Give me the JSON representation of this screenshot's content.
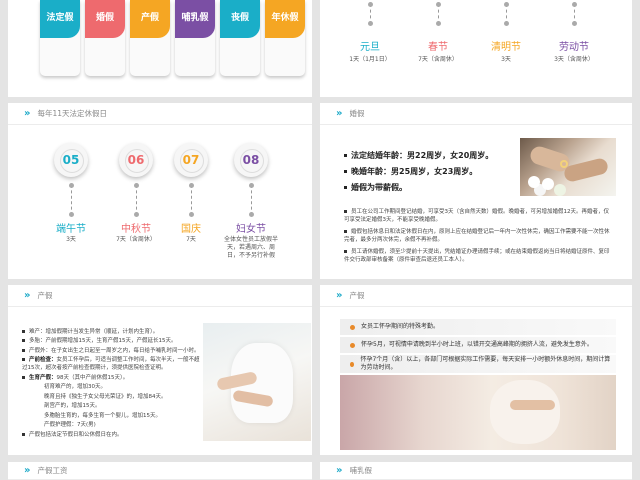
{
  "slide1": {
    "tags": [
      {
        "label": "法定假",
        "color": "#1aaec8"
      },
      {
        "label": "婚假",
        "color": "#ee6a6e"
      },
      {
        "label": "产假",
        "color": "#f5a623"
      },
      {
        "label": "哺乳假",
        "color": "#7b4fa4"
      },
      {
        "label": "丧假",
        "color": "#1aaec8"
      },
      {
        "label": "年休假",
        "color": "#f5a623"
      }
    ]
  },
  "slide2": {
    "holidays": [
      {
        "name": "元旦",
        "desc": "1天（1月1日）",
        "color": "#1aaec8"
      },
      {
        "name": "春节",
        "desc": "7天（含周休）",
        "color": "#ee6a6e"
      },
      {
        "name": "清明节",
        "desc": "3天",
        "color": "#f5a623"
      },
      {
        "name": "劳动节",
        "desc": "3天（含周休）",
        "color": "#7b4fa4"
      }
    ]
  },
  "slide3": {
    "title": "每年11天法定休假日",
    "items": [
      {
        "num": "05",
        "name": "端午节",
        "desc": "3天",
        "color": "#1aaec8"
      },
      {
        "num": "06",
        "name": "中秋节",
        "desc": "7天（含周休）",
        "color": "#ee6a6e"
      },
      {
        "num": "07",
        "name": "国庆",
        "desc": "7天",
        "color": "#f5a623"
      },
      {
        "num": "08",
        "name": "妇女节",
        "desc": "全体女性员工放假半天，若遇周六、周日，不予另行补假",
        "color": "#7b4fa4"
      }
    ]
  },
  "slide4": {
    "title": "婚假",
    "legal": [
      "法定结婚年龄：男22周岁，女20周岁。",
      "晚婚年龄：男25周岁，女23周岁。",
      "婚假为带薪假。"
    ],
    "paras": [
      "员工在公司工作期间登记结婚，可享受3天（含自然天数）婚假。晚婚者，可另增加婚假12天。再婚者，仅可享受法定婚假3天，不能享受晚婚假。",
      "婚假包括休息日和法定休假日在内，原则上应在结婚登记后一年内一次性休完，确因工作需要不能一次性休完者，最多分两次休完，余假不再补假。",
      "员工请休婚假，须至少提前十天提出，凭结婚证办理请假手续；或在结束婚假返岗当日将结婚证原件、复印件交行政部审核备案（原件审查后退还员工本人）。"
    ]
  },
  "slide5": {
    "title": "产假",
    "lines": [
      {
        "bold": "",
        "text": "难产：增加假期计当发生异常（顺延，计划内生育）。"
      },
      {
        "bold": "",
        "text": "多胎：产前假期增加15天，生育产假15天，产假延长15天。"
      },
      {
        "bold": "",
        "text": "产假外：在子女出生之日起至一周岁之内，每日给予哺乳时间一小时。"
      },
      {
        "bold": "产前检查：",
        "text": "女员工怀孕后，可适当调整工作时间，每次半天，一般不超过15次，超次者按产前检查假期计，须提供医院检查证明。"
      },
      {
        "bold": "生育产假：",
        "text": "98天（其中产前休假15天）。"
      },
      {
        "bold": "",
        "text": "　　　　初育难产的，增加30天。"
      },
      {
        "bold": "",
        "text": "　　　　晚育且持《独生子女父母光荣证》的，增加84天。"
      },
      {
        "bold": "",
        "text": "　　　　剖宫产的，增加15天。"
      },
      {
        "bold": "",
        "text": "　　　　多胞胎生育的，每多生育一个婴儿，增加15天。"
      },
      {
        "bold": "",
        "text": "　　　　产假护理假：7天(男)"
      },
      {
        "bold": "",
        "text": "产假包括法定节假日和公休假日在内。"
      }
    ]
  },
  "slide6": {
    "title": "产假",
    "items": [
      "女员工怀孕期间的特殊考勤。",
      "怀孕5月，可视情申请晚到半小时上班，以错开交通高峰期的拥挤人流，避免发生意外。",
      "怀孕7个月（含）以上，各部门可根据实际工作需要，每天安排一小时额外休息时间，期间计算为劳动时间。"
    ]
  },
  "slide7": {
    "title": "产假工资"
  },
  "slide8": {
    "title": "哺乳假"
  }
}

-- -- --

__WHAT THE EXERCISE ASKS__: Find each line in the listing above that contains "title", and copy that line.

__TASK RESULT__:
    "title": "每年11天法定休假日",
    "title": "婚假",
    "title": "产假",
    "title": "产假",
    "title": "产假工资"
    "title": "哺乳假"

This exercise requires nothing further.